Eighth. It speaks to how deceiving the team's 26-28 record is at this point. According to this, the Sixers as they are playing right now are probably at the level of a 50-win team. This is a franchise that won 50-plus games once during Allen Iverson's tenure, won 50-plus games once in the past 20 years.

While there is no way they can get to 50 games this season - a 24-4 finish is asking a bit much - there can be an expectation that they will play like a 50-win team in the playoffs. And there can be an expectation that, with a year of Doug Collins under their belt and no real reason to believe there will be a great deal of personnel change, they can be a 50-win team next season.

As for Collins' reaction to Hollinger's rating, he said that he has more of an old-school statistical formula he follows (although if you hear his parameters, it actually takes into consideration a lot of Hollinger's factors), but that "I'd much rather be considered the eight-best team than 28th."

Thursday, February 3, 2011

Brand vs. Stoudemire

For teams that are in close proximity and play each other a lot, the Knicks and Sixers haven't had what one would characterize as a heated rivalry. When the Sixers have been good, the Knicks have been lousy, and vice versa. The last time the teams met in a playoff series was 1978, and that was a snoozer of a four-game sweep by the Sixers.

However, when the Knicks and Sixers play two games in 40 hours this weekend, there will be a little intrigue behind the games. Granted, a battle for sixth place in the Eastern Conference isn't exactly a vision quest, but remember: The Knicks have had nine straight losing seasons and have been DYING to make themselves relevant in Manhattan again. The Sixers, meanwhile, have been among the 10-best teams in the NBA since a 3-13 start and quietly believe they have a shot to upset a first-round opponent if they can steer clear of the Celtics and Heat, who likely will be the top two seeds in the East.

The biggest game within the games, however, will involve Elton Brand and Amare Stoudemire. There has been a long history between these veterans. They had tough head-to-head battles when Brand was a Clipper and Stoudemire a Sun, and if there is any player Brand can point to as a guy who cost him All-Star appearances, it's Stoudemire. (Brand was named to the team in '02 and '06, while Stoudemire's only omission since 2005 was in '06, when he missed nearly the entire season due to injury.)

When you look at the head-to-head numbers (courtesy of, the showdowns have been pretty even. In 16 games, Stoudemire's teams have won 10 of them - although he clearly played on a higher quality team in Phoenix. Otherwise, Brand has outscored (19.8 to 19.3) and outrebounded (8.4 to 7.9) Stoudemire and has had a better field-goal percentage (54.2 percent to 50 percent). When the Sixers and Knicks played at Madison Square Garden earlier this season, Stoudemire had 21 points and 15 rebounds to Brand's 20 points and seven boards, but Stoudemire needed 18 field-goal attempts for his total compared to 11 shots by Brand, and the Sixers got Doug Collins his first win as head coach.

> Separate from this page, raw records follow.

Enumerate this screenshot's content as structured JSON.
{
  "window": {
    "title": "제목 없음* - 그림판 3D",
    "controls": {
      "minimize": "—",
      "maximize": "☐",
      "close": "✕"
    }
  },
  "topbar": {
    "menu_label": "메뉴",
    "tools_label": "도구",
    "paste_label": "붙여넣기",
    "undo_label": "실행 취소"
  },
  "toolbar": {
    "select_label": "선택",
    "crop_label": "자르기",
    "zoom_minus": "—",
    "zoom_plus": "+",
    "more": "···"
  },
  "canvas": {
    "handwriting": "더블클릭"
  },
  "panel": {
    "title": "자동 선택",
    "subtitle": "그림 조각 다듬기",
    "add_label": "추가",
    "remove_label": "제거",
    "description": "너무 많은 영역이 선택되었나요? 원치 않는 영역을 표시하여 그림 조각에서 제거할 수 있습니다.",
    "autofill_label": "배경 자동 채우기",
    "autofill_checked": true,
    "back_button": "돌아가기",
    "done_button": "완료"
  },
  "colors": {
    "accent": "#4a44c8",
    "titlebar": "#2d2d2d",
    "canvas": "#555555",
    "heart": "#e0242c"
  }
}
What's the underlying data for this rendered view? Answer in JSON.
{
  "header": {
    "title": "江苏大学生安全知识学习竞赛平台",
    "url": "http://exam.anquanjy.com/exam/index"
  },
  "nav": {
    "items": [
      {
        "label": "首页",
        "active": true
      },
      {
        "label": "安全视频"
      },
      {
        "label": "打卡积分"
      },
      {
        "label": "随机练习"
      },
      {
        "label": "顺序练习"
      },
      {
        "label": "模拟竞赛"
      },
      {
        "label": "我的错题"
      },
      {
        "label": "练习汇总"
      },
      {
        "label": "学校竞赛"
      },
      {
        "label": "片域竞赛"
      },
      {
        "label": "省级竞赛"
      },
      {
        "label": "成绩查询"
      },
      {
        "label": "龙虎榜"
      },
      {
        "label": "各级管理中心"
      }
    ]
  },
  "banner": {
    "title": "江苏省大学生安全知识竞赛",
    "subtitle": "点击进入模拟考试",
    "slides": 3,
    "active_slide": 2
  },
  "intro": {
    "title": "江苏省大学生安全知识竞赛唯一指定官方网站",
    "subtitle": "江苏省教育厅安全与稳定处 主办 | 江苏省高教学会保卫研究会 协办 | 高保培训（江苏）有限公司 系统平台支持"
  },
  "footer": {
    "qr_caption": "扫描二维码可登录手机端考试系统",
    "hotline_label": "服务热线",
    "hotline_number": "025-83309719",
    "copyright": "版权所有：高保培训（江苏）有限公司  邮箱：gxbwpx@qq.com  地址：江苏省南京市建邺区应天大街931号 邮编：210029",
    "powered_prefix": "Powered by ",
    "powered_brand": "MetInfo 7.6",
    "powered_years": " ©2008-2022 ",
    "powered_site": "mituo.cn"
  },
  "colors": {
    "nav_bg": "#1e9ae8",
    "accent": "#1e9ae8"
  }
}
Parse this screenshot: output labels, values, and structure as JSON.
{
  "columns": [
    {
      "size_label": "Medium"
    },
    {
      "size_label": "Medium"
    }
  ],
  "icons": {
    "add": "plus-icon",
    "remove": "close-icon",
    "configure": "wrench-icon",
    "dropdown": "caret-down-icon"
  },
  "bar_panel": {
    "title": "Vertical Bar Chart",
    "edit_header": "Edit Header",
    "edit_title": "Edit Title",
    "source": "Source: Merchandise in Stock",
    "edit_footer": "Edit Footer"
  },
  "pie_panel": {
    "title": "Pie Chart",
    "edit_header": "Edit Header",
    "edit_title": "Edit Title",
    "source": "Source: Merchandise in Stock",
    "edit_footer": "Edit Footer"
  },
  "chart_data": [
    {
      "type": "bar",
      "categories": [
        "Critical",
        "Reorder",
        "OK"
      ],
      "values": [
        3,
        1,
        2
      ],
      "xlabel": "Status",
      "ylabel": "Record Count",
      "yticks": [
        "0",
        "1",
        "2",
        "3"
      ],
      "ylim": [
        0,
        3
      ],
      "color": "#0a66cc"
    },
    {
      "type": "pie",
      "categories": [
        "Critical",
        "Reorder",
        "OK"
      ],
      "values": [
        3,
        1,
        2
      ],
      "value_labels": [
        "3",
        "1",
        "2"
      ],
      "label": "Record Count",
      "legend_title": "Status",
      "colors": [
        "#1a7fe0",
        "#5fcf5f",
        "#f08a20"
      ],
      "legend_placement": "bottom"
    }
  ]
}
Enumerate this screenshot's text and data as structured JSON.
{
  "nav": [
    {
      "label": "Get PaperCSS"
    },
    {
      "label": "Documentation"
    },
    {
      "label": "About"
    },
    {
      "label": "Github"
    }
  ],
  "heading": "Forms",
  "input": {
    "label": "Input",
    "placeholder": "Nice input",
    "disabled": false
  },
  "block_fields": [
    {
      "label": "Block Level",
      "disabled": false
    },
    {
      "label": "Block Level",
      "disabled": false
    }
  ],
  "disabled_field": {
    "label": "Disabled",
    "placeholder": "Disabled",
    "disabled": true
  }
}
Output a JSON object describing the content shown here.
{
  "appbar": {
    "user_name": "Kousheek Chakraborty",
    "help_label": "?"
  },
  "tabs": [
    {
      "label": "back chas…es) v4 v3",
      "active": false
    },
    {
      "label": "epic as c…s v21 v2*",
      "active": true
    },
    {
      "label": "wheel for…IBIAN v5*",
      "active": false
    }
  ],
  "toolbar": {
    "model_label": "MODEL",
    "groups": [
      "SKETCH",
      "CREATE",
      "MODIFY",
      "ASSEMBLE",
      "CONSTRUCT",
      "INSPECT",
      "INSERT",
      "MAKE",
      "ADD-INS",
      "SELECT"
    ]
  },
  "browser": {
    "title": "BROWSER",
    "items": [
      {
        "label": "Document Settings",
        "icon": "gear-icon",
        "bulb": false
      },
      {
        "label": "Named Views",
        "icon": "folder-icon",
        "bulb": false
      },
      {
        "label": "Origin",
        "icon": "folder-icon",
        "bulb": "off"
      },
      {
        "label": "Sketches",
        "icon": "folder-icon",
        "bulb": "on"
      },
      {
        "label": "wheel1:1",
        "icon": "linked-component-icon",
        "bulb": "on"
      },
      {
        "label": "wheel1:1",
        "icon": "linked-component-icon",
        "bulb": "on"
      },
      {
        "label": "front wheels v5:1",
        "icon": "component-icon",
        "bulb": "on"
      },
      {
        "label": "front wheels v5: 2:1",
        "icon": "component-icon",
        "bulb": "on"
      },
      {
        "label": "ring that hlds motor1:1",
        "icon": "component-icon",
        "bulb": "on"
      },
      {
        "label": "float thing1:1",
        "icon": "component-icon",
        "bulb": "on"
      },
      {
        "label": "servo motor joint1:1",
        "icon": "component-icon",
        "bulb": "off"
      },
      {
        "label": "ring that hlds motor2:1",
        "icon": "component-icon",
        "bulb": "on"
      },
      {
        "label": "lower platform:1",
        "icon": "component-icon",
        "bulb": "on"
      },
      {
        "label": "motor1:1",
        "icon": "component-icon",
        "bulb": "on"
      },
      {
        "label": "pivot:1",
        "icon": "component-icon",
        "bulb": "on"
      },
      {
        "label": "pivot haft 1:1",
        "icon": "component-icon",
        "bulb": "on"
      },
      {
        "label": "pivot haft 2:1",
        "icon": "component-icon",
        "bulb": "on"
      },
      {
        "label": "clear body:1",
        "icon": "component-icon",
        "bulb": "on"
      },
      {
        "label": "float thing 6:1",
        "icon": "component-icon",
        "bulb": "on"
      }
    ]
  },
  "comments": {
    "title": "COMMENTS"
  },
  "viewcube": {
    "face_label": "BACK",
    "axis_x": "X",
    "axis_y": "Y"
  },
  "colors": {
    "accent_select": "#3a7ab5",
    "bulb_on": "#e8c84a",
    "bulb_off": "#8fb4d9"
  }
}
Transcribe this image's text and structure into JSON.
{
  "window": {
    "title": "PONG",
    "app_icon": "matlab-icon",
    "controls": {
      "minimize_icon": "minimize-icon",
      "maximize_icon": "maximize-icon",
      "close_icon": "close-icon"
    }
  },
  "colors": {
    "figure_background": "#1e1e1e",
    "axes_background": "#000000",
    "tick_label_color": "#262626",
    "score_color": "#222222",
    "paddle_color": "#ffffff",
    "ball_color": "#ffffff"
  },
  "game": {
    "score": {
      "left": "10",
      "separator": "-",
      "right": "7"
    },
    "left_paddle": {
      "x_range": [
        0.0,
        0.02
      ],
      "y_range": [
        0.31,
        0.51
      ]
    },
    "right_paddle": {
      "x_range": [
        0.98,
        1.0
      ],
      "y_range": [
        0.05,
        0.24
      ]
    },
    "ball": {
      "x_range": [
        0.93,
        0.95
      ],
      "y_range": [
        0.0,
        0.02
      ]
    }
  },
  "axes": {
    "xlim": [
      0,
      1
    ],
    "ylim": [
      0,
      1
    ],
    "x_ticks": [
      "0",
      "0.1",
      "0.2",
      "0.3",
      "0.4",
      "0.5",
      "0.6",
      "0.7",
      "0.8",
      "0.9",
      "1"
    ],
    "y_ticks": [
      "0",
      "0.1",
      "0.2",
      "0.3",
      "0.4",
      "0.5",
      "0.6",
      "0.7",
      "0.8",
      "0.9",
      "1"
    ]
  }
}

Collins needed Brand to bounce back physically this season after he was lead-footed and lacking hops in 2009-10, and he has been an unsung hero during the Sixers' reemergence as a playoff-quality team. While Brand probably won't be the 20-point, 10-rebound guy he was in his prime, he has been a 15-9 player for the Sixers, and that is exactly what they need from him.

If the Sixers can sweep the weekend, they will be a game behind the Knicks. And if they are to accomplish that goal, Brand will need to show that he can still go nose-to-nose with Stoudemire.